-- Exercise input follows --

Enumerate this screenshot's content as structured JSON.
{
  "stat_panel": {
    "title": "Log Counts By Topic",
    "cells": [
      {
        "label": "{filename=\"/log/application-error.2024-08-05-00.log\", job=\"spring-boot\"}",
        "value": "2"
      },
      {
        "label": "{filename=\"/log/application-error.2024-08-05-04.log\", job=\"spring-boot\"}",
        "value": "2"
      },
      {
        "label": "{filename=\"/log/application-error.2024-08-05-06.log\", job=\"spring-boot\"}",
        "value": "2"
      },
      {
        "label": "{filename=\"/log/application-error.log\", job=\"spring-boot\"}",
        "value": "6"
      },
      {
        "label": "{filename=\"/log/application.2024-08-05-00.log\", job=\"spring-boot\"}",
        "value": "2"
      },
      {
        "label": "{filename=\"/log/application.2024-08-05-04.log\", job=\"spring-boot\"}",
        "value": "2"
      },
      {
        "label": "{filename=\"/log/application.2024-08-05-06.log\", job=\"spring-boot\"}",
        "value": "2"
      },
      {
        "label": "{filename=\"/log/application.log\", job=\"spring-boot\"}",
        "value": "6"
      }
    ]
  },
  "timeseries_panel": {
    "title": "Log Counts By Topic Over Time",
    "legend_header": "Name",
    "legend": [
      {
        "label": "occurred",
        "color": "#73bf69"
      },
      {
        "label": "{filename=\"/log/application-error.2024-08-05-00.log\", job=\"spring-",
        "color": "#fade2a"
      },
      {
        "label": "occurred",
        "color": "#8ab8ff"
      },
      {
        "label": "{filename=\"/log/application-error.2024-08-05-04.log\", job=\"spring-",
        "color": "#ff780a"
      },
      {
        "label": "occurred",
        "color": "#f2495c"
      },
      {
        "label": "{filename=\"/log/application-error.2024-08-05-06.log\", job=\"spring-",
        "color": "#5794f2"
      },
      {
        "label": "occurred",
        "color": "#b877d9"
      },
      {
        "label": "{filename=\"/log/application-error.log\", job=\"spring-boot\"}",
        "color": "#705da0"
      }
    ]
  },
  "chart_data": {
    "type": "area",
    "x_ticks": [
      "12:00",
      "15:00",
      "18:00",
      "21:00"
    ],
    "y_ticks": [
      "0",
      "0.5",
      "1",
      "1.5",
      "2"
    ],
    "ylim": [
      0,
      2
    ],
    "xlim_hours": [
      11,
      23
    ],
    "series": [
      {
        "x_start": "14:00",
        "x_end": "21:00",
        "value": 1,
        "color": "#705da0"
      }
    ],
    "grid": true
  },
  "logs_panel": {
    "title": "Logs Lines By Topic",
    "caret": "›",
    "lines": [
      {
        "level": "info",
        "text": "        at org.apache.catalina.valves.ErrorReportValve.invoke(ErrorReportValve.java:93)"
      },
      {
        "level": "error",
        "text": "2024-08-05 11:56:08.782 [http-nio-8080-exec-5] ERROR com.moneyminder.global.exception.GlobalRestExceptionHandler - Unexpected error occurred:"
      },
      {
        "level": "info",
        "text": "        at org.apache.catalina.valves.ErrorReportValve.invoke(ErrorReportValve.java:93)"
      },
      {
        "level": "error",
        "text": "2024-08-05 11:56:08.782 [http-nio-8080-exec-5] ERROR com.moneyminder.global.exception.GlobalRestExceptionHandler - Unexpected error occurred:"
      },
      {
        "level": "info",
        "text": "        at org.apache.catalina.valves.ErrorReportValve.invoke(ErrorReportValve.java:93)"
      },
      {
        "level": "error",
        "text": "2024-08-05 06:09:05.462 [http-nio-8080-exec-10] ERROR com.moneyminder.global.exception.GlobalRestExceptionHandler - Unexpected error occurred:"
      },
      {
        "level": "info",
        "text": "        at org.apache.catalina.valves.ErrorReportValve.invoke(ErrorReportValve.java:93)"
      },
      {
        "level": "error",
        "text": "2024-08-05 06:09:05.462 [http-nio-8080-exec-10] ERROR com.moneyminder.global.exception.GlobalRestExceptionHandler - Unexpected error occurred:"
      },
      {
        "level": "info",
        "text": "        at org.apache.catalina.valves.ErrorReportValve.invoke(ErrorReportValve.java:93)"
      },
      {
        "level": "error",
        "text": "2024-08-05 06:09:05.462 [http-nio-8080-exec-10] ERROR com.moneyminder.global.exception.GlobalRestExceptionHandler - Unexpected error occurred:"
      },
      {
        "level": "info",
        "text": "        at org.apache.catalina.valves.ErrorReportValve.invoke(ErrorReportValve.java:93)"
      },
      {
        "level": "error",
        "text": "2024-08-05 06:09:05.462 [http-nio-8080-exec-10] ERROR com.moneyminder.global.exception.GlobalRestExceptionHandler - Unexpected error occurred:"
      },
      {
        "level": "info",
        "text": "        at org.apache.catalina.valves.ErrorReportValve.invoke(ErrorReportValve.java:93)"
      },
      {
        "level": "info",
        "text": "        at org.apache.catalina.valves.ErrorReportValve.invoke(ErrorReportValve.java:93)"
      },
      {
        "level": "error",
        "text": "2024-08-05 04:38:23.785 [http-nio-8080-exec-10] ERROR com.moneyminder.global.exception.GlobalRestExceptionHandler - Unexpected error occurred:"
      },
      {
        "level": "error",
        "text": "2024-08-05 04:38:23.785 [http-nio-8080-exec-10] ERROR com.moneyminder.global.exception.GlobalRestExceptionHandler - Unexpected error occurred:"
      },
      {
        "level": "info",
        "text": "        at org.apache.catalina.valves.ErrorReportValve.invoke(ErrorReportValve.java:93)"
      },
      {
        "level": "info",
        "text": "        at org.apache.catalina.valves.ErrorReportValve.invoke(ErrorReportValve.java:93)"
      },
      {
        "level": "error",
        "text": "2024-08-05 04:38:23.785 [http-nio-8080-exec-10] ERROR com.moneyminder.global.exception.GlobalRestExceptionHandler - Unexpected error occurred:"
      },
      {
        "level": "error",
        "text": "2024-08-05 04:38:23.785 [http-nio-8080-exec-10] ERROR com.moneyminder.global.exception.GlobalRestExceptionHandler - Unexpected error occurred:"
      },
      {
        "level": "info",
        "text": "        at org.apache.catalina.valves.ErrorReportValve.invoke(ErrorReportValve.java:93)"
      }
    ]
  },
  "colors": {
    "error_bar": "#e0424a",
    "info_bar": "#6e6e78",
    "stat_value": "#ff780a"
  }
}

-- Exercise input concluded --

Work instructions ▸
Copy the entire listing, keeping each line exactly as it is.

Written reply ▸
Enumerate this screenshot's content as structured JSON.
{
  "stat_panel": {
    "title": "Log Counts By Topic",
    "cells": [
      {
        "label": "{filename=\"/log/application-error.2024-08-05-00.log\", job=\"spring-boot\"}",
        "value": "2"
      },
      {
        "label": "{filename=\"/log/application-error.2024-08-05-04.log\", job=\"spring-boot\"}",
        "value": "2"
      },
      {
        "label": "{filename=\"/log/application-error.2024-08-05-06.log\", job=\"spring-boot\"}",
        "value": "2"
      },
      {
        "label": "{filename=\"/log/application-error.log\", job=\"spring-boot\"}",
        "value": "6"
      },
      {
        "label": "{filename=\"/log/application.2024-08-05-00.log\", job=\"spring-boot\"}",
        "value": "2"
      },
      {
        "label": "{filename=\"/log/application.2024-08-05-04.log\", job=\"spring-boot\"}",
        "value": "2"
      },
      {
        "label": "{filename=\"/log/application.2024-08-05-06.log\", job=\"spring-boot\"}",
        "value": "2"
      },
      {
        "label": "{filename=\"/log/application.log\", job=\"spring-boot\"}",
        "value": "6"
      }
    ]
  },
  "timeseries_panel": {
    "title": "Log Counts By Topic Over Time",
    "legend_header": "Name",
    "legend": [
      {
        "label": "occurred",
        "color": "#73bf69"
      },
      {
        "label": "{filename=\"/log/application-error.2024-08-05-00.log\", job=\"spring-",
        "color": "#fade2a"
      },
      {
        "label": "occurred",
        "color": "#8ab8ff"
      },
      {
        "label": "{filename=\"/log/application-error.2024-08-05-04.log\", job=\"spring-",
        "color": "#ff780a"
      },
      {
        "label": "occurred",
        "color": "#f2495c"
      },
      {
        "label": "{filename=\"/log/application-error.2024-08-05-06.log\", job=\"spring-",
        "color": "#5794f2"
      },
      {
        "label": "occurred",
        "color": "#b877d9"
      },
      {
        "label": "{filename=\"/log/application-error.log\", job=\"spring-boot\"}",
        "color": "#705da0"
      }
    ]
  },
  "chart_data": {
    "type": "area",
    "x_ticks": [
      "12:00",
      "15:00",
      "18:00",
      "21:00"
    ],
    "y_ticks": [
      "0",
      "0.5",
      "1",
      "1.5",
      "2"
    ],
    "ylim": [
      0,
      2
    ],
    "xlim_hours": [
      11,
      23
    ],
    "series": [
      {
        "x_start": "14:00",
        "x_end": "21:00",
        "value": 1,
        "color": "#705da0"
      }
    ],
    "grid": true
  },
  "logs_panel": {
    "title": "Logs Lines By Topic",
    "caret": "›",
    "lines": [
      {
        "level": "info",
        "text": "        at org.apache.catalina.valves.ErrorReportValve.invoke(ErrorReportValve.java:93)"
      },
      {
        "level": "error",
        "text": "2024-08-05 11:56:08.782 [http-nio-8080-exec-5] ERROR com.moneyminder.global.exception.GlobalRestExceptionHandler - Unexpected error occurred:"
      },
      {
        "level": "info",
        "text": "        at org.apache.catalina.valves.ErrorReportValve.invoke(ErrorReportValve.java:93)"
      },
      {
        "level": "error",
        "text": "2024-08-05 11:56:08.782 [http-nio-8080-exec-5] ERROR com.moneyminder.global.exception.GlobalRestExceptionHandler - Unexpected error occurred:"
      },
      {
        "level": "info",
        "text": "        at org.apache.catalina.valves.ErrorReportValve.invoke(ErrorReportValve.java:93)"
      },
      {
        "level": "error",
        "text": "2024-08-05 06:09:05.462 [http-nio-8080-exec-10] ERROR com.moneyminder.global.exception.GlobalRestExceptionHandler - Unexpected error occurred:"
      },
      {
        "level": "info",
        "text": "        at org.apache.catalina.valves.ErrorReportValve.invoke(ErrorReportValve.java:93)"
      },
      {
        "level": "error",
        "text": "2024-08-05 06:09:05.462 [http-nio-8080-exec-10] ERROR com.moneyminder.global.exception.GlobalRestExceptionHandler - Unexpected error occurred:"
      },
      {
        "level": "info",
        "text": "        at org.apache.catalina.valves.ErrorReportValve.invoke(ErrorReportValve.java:93)"
      },
      {
        "level": "error",
        "text": "2024-08-05 06:09:05.462 [http-nio-8080-exec-10] ERROR com.moneyminder.global.exception.GlobalRestExceptionHandler - Unexpected error occurred:"
      },
      {
        "level": "info",
        "text": "        at org.apache.catalina.valves.ErrorReportValve.invoke(ErrorReportValve.java:93)"
      },
      {
        "level": "error",
        "text": "2024-08-05 06:09:05.462 [http-nio-8080-exec-10] ERROR com.moneyminder.global.exception.GlobalRestExceptionHandler - Unexpected error occurred:"
      },
      {
        "level": "info",
        "text": "        at org.apache.catalina.valves.ErrorReportValve.invoke(ErrorReportValve.java:93)"
      },
      {
        "level": "info",
        "text": "        at org.apache.catalina.valves.ErrorReportValve.invoke(ErrorReportValve.java:93)"
      },
      {
        "level": "error",
        "text": "2024-08-05 04:38:23.785 [http-nio-8080-exec-10] ERROR com.moneyminder.global.exception.GlobalRestExceptionHandler - Unexpected error occurred:"
      },
      {
        "level": "error",
        "text": "2024-08-05 04:38:23.785 [http-nio-8080-exec-10] ERROR com.moneyminder.global.exception.GlobalRestExceptionHandler - Unexpected error occurred:"
      },
      {
        "level": "info",
        "text": "        at org.apache.catalina.valves.ErrorReportValve.invoke(ErrorReportValve.java:93)"
      },
      {
        "level": "info",
        "text": "        at org.apache.catalina.valves.ErrorReportValve.invoke(ErrorReportValve.java:93)"
      },
      {
        "level": "error",
        "text": "2024-08-05 04:38:23.785 [http-nio-8080-exec-10] ERROR com.moneyminder.global.exception.GlobalRestExceptionHandler - Unexpected error occurred:"
      },
      {
        "level": "error",
        "text": "2024-08-05 04:38:23.785 [http-nio-8080-exec-10] ERROR com.moneyminder.global.exception.GlobalRestExceptionHandler - Unexpected error occurred:"
      },
      {
        "level": "info",
        "text": "        at org.apache.catalina.valves.ErrorReportValve.invoke(ErrorReportValve.java:93)"
      }
    ]
  },
  "colors": {
    "error_bar": "#e0424a",
    "info_bar": "#6e6e78",
    "stat_value": "#ff780a"
  }
}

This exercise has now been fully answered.